What do labels complain about? The labels complain that something is a copyrighted song, and then they send us this document with like, eight elements of why we need to take their song down. And then we do. But the labels send many false take-downs. They try to undermine anything, but I don’t blame them. Nobody knows what to do.
How many takedowns from labels do you get every day? I can’t answer that one. I’m sorry.
Hulkshare’s been significantly redesigned in the last month. What are your goals for the reworked site? Right now we have the RIAA totally on us for garbage, because now they can use the Megaupload take down as leverage to require us to make changes to the site. The redesign came with changes to the backend, because of the Megaupload indictment. We had this revenue sharing program. It was very popular. If bloggers drove traffic to Hulkshare, we would share ad revenues with them. Then the RIAA recommended we stopped doing it. So we stopped the program, lost users, got a lot of backlash. But then our lawyers go in there and find out it’s not illegal. The RIAA is not acting in good faith. It’s going to be a fun battle in the next year or two. But the revenue share program will not be returning so soon. Users can still accumulate points for future payouts, but no date has been set for the program to return officially. On the front end of the redesign, we wanted to make the site more professional and cooler-looking, and improve the user experience. We made it so people can store their music, but also any type of document they want. We put in a couple new media players, reformatted the download page. I call it cowboy coding. I’ll just go in there and tell someone to make the changes live, not even test it. We do that and then see what the users say. We always see what the customer wants.
Hulkshare users are no longer able to anonymously upload files. But, as a registered user, you can chose to hide your username from the download pages of files you’ve uploaded? If you’re a registered member, you can choose to be anonymous with your songs. But you can’t upload anonymously. If a file that you have is found to be copyrighted by a fingerprinting technology three times, then your account gets deleted—but it’s still anonymous. No one would ever know that you uploaded it. Before, if you uploaded a track, it would be in our database and we would have no way to track who uploaded it or where it had been. Now, it’s logged.
So, if you post copyrighted music thee times your account will get frozen, but you won’t necessarily be penalized? Correct. But if you have an account and get banned, you can’t share any music. It’ll just be a private account, just for storage. So if you upload three Jay-Z songs and share them with your friends, it’ll be like, Okay, no more sharing for you.

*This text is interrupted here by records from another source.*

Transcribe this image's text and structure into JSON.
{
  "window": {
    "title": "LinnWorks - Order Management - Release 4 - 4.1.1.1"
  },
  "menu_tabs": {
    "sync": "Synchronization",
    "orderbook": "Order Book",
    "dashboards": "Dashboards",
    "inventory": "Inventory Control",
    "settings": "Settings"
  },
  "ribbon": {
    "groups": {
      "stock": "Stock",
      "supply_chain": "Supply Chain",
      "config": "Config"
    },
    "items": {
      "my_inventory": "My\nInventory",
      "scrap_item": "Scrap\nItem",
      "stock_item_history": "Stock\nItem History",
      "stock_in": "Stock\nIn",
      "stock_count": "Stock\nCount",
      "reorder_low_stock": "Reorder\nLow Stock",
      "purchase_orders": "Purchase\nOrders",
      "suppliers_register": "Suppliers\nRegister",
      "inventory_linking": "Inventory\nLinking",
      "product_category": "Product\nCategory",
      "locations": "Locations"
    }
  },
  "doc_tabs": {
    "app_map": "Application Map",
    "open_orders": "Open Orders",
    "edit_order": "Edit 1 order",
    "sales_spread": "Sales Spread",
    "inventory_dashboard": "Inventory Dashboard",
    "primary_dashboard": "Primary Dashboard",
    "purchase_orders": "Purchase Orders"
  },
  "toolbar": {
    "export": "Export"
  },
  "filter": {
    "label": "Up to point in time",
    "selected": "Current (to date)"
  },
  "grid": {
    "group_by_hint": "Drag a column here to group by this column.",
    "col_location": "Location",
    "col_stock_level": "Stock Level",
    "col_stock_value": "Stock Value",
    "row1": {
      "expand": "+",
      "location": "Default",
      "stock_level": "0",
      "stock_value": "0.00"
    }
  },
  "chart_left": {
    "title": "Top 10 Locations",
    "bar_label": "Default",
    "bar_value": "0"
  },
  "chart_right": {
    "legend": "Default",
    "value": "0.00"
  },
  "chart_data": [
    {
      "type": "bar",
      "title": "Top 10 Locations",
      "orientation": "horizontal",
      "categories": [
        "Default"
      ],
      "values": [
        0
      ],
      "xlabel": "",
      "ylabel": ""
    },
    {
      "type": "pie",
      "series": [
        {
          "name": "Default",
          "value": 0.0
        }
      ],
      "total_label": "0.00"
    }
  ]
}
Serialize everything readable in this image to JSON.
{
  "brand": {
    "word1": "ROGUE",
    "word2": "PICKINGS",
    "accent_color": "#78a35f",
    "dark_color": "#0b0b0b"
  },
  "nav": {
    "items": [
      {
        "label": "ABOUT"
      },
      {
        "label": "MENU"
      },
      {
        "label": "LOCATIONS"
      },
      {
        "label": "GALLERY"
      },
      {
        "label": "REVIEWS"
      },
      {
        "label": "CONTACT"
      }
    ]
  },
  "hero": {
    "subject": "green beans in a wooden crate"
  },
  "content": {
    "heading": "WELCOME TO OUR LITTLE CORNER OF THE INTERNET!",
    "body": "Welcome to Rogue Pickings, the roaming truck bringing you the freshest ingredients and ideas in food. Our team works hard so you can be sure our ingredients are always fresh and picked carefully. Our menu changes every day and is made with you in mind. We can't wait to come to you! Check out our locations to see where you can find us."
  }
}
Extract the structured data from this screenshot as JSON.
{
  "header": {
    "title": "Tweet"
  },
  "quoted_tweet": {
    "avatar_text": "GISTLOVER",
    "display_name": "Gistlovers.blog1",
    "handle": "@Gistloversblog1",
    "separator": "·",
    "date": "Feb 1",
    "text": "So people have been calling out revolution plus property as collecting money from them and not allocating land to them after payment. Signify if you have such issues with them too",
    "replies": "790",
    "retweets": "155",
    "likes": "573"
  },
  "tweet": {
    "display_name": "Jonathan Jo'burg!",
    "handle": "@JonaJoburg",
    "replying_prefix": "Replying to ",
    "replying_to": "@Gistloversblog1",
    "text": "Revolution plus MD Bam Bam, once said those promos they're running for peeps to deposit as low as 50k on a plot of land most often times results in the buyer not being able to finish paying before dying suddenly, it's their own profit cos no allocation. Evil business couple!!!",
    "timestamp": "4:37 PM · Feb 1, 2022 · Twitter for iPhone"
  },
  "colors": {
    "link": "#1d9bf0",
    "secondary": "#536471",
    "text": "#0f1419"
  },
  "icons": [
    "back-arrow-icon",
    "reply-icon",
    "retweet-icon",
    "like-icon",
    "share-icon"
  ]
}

If you had your way, would it still be possible to upload anonymously to Hulkshare? Yeah. My ideal future is we get to the point where all music is free. People are willing to pay $20 for virtual games like Zynga and Farmville, and I think people are willing to pay for music, it’s just that it’s so inconvenient and annoying that no one is willing to now. But things could also go in a really bad direction, where there are very few outlets where you can find free music. Free mixtapes drive the hip-hop economy. If that’s eliminated, I don’t know how things will be. But at the same time, some policies should be enforced. People should not be sharing copyright-infringing music. We want to make sure we’re a company that’s around for a long time. Even if I don’t think Jay-Z’s music should be bought, there are laws and we’re going to follow them. Whatever they throw at us, we’ll just adapt.